### The problem
Copy every record below exactly as written, but leave out the pictures.

========

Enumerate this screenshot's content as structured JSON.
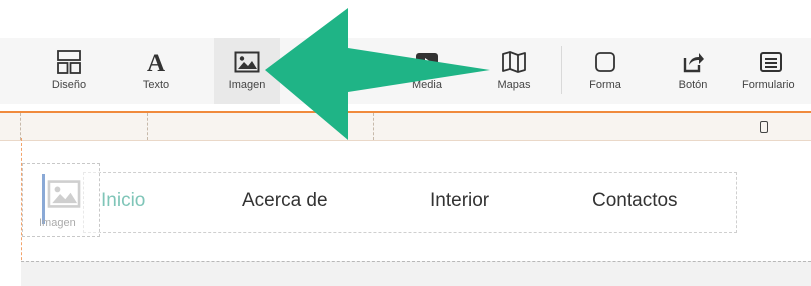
{
  "toolbar": {
    "items": [
      {
        "label": "Diseño",
        "icon": "layout-icon"
      },
      {
        "label": "Texto",
        "icon": "text-icon"
      },
      {
        "label": "Imagen",
        "icon": "image-icon"
      },
      {
        "label": "Media",
        "icon": "media-icon"
      },
      {
        "label": "Mapas",
        "icon": "map-icon"
      },
      {
        "label": "Forma",
        "icon": "shape-icon"
      },
      {
        "label": "Botón",
        "icon": "button-icon"
      },
      {
        "label": "Formulario",
        "icon": "form-icon"
      }
    ]
  },
  "nav": {
    "items": [
      "Inicio",
      "Acerca de",
      "Interior",
      "Contactos"
    ],
    "active_color": "#7fc5b8"
  },
  "drag_ghost": {
    "label": "Imagen",
    "icon": "image-icon"
  },
  "colors": {
    "arrow": "#1fb486",
    "accent": "#f08a3c"
  }
}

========

### Output of the exercise
Enumerate this screenshot's content as structured JSON.
{
  "toolbar": {
    "items": [
      {
        "label": "Diseño",
        "icon": "layout-icon"
      },
      {
        "label": "Texto",
        "icon": "text-icon"
      },
      {
        "label": "Imagen",
        "icon": "image-icon"
      },
      {
        "label": "Media",
        "icon": "media-icon"
      },
      {
        "label": "Mapas",
        "icon": "map-icon"
      },
      {
        "label": "Forma",
        "icon": "shape-icon"
      },
      {
        "label": "Botón",
        "icon": "button-icon"
      },
      {
        "label": "Formulario",
        "icon": "form-icon"
      }
    ]
  },
  "nav": {
    "items": [
      "Inicio",
      "Acerca de",
      "Interior",
      "Contactos"
    ],
    "active_color": "#7fc5b8"
  },
  "drag_ghost": {
    "label": "Imagen",
    "icon": "image-icon"
  },
  "colors": {
    "arrow": "#1fb486",
    "accent": "#f08a3c"
  }
}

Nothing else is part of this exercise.